(REQUIREMENT) As the answer, give every line of the records that includes the word "Bought".

━━ EXERCISE INPUT

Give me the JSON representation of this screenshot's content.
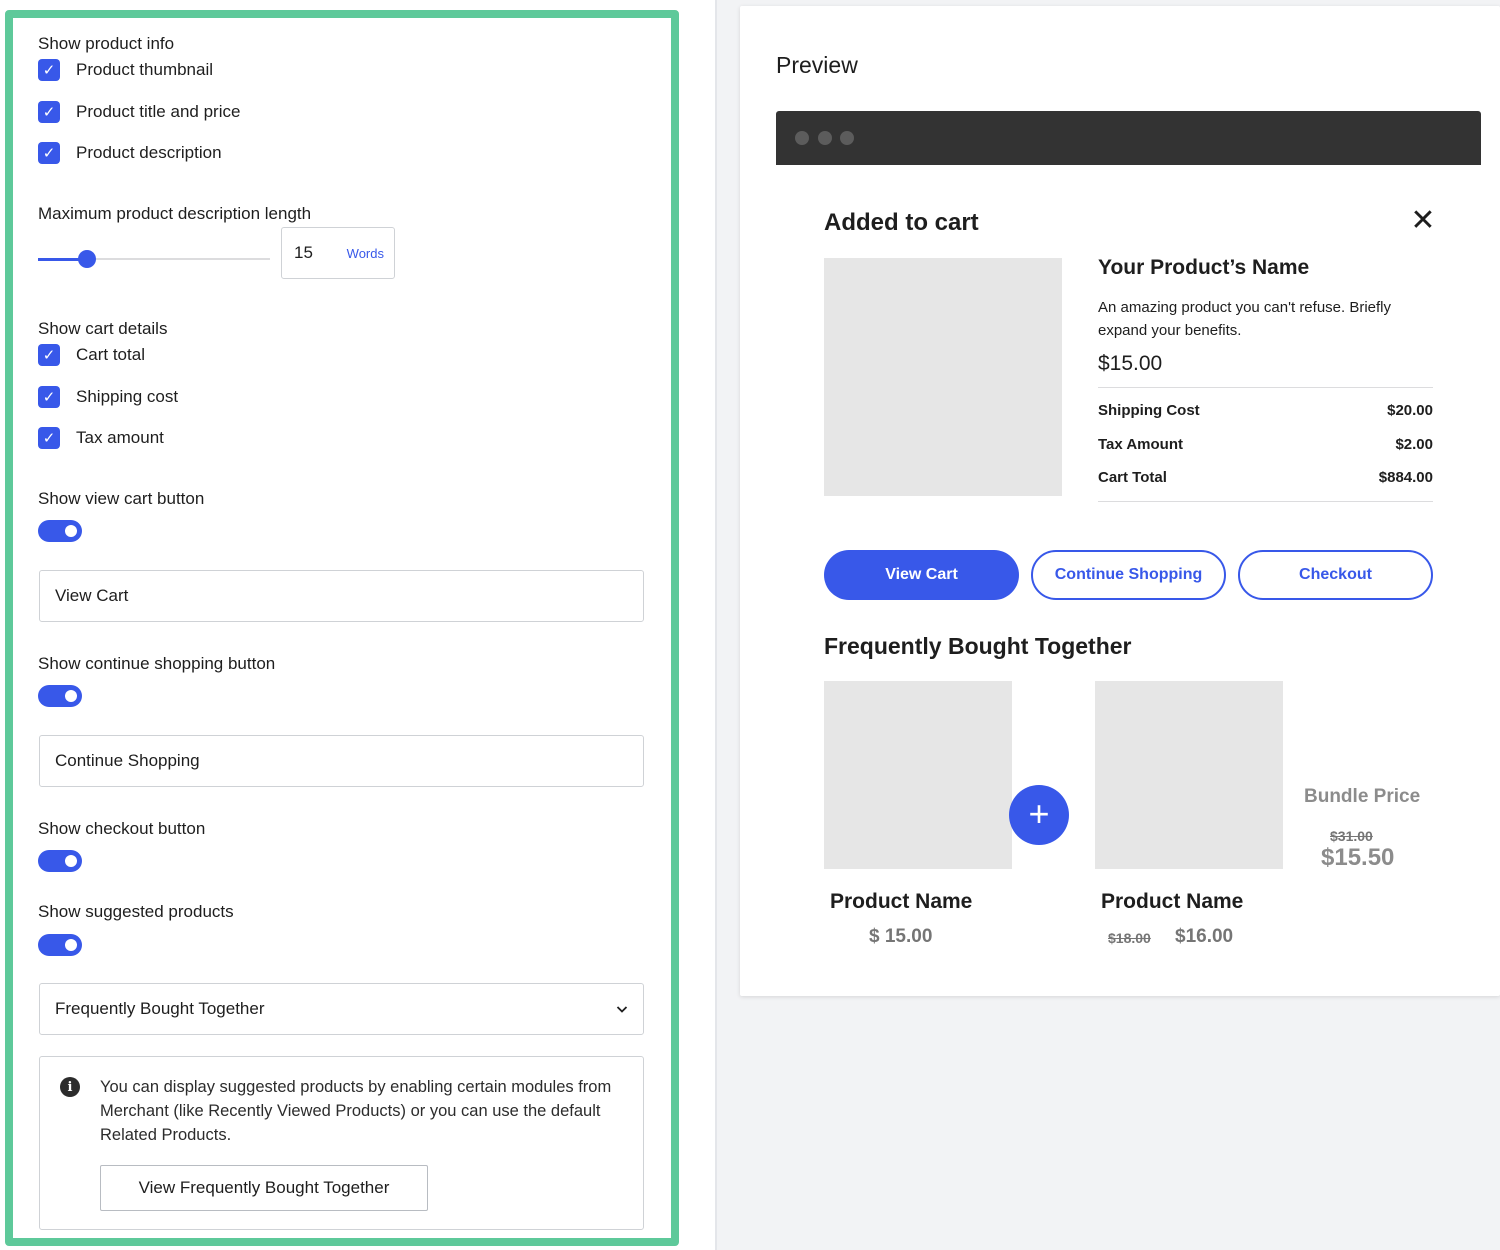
{
  "settings": {
    "product_info": {
      "heading": "Show product info",
      "items": [
        {
          "label": "Product thumbnail",
          "checked": true
        },
        {
          "label": "Product title and price",
          "checked": true
        },
        {
          "label": "Product description",
          "checked": true
        }
      ]
    },
    "description_length": {
      "heading": "Maximum product description length",
      "value": "15",
      "unit": "Words",
      "slider_fraction": 0.21
    },
    "cart_details": {
      "heading": "Show cart details",
      "items": [
        {
          "label": "Cart total",
          "checked": true
        },
        {
          "label": "Shipping cost",
          "checked": true
        },
        {
          "label": "Tax amount",
          "checked": true
        }
      ]
    },
    "view_cart": {
      "heading": "Show view cart button",
      "enabled": true,
      "value": "View Cart"
    },
    "continue_shopping": {
      "heading": "Show continue shopping button",
      "enabled": true,
      "value": "Continue Shopping"
    },
    "checkout": {
      "heading": "Show checkout button",
      "enabled": true
    },
    "suggested": {
      "heading": "Show suggested products",
      "enabled": true,
      "selected": "Frequently Bought Together"
    },
    "notice": {
      "icon": "info-icon",
      "text": "You can display suggested products by enabling certain modules from Merchant (like Recently Viewed Products) or you can use the default Related Products.",
      "button_label": "View Frequently Bought Together"
    }
  },
  "preview": {
    "title": "Preview",
    "modal": {
      "title": "Added to cart",
      "close_icon": "close-icon",
      "product_name": "Your Product’s Name",
      "product_description": "An amazing product you can't refuse. Briefly expand your benefits.",
      "product_price": "$15.00",
      "summary": [
        {
          "label": "Shipping Cost",
          "value": "$20.00"
        },
        {
          "label": "Tax Amount",
          "value": "$2.00"
        },
        {
          "label": "Cart Total",
          "value": "$884.00"
        }
      ],
      "buttons": {
        "view_cart": "View Cart",
        "continue_shopping": "Continue Shopping",
        "checkout": "Checkout"
      },
      "fbt": {
        "title": "Frequently Bought Together",
        "plus_icon": "plus-icon",
        "products": [
          {
            "name": "Product Name",
            "price": "$ 15.00",
            "old_price": ""
          },
          {
            "name": "Product Name",
            "price": "$16.00",
            "old_price": "$18.00"
          }
        ],
        "bundle_label": "Bundle Price",
        "bundle_old_price": "$31.00",
        "bundle_price": "$15.50"
      }
    }
  },
  "colors": {
    "accent": "#3858e9",
    "highlight_border": "#5ec99a",
    "browser_bar": "#333333",
    "placeholder": "#e6e6e6"
  }
}
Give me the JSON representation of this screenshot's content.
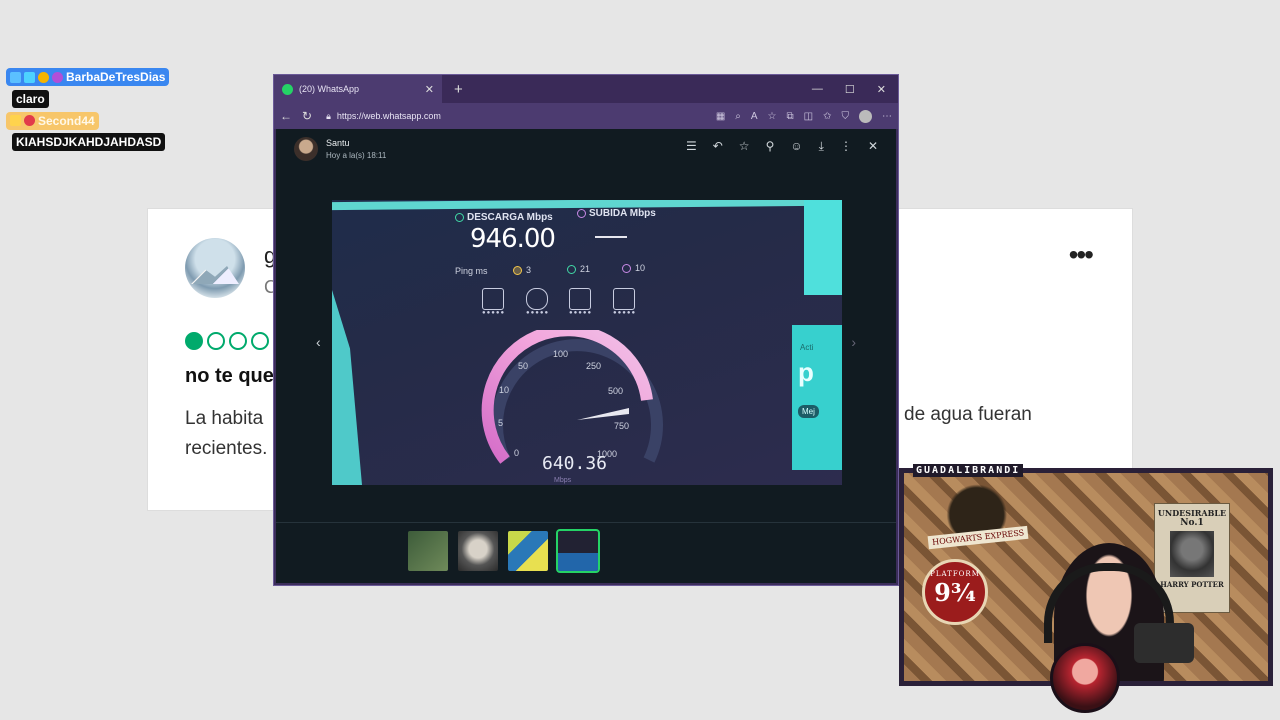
{
  "chat": {
    "user1": "BarbaDeTresDias",
    "msg1": "claro",
    "user2": "Second44",
    "msg2": "KIAHSDJKAHDJAHDASD"
  },
  "review_card": {
    "name": "g",
    "sub": "C",
    "title": "no te que",
    "body_left": "La habita recientes.",
    "body_right": "de agua fueran",
    "more": "•••",
    "rating_filled": 1,
    "rating_total": 5,
    "colors": {
      "rating": "#00aa6c"
    }
  },
  "browser": {
    "tab_title": "(20) WhatsApp",
    "url": "https://web.whatsapp.com"
  },
  "viewer": {
    "sender": "Santu",
    "time": "Hoy a la(s) 18:11",
    "prev_icon": "chevron-left-icon",
    "next_icon": "chevron-right-icon"
  },
  "speedtest": {
    "download_label": "DESCARGA Mbps",
    "upload_label": "SUBIDA Mbps",
    "download_value": "946.00",
    "ping_label": "Ping ms",
    "ping_idle": "3",
    "ping_down": "21",
    "ping_up": "10",
    "gauge_ticks": [
      "0",
      "5",
      "10",
      "50",
      "100",
      "250",
      "500",
      "750",
      "1000"
    ],
    "current_speed": "640.36",
    "unit": "Mbps",
    "promo_a": "Acti",
    "promo_b": "p",
    "promo_c": "Mej"
  },
  "stream": {
    "cam_label": "GUADALIBRANDI",
    "poster_line1": "UNDESIRABLE",
    "poster_line2": "No.1",
    "poster_line3": "HARRY POTTER",
    "platform_line1": "PLATFORM",
    "platform_line2": "9¾",
    "hogwarts_sign": "HOGWARTS EXPRESS"
  }
}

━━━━

(SOLVED PROBLEM)
      "selected": "Frequently Bought Together"
      "button_label": "View Frequently Bought Together"
        "title": "Frequently Bought Together",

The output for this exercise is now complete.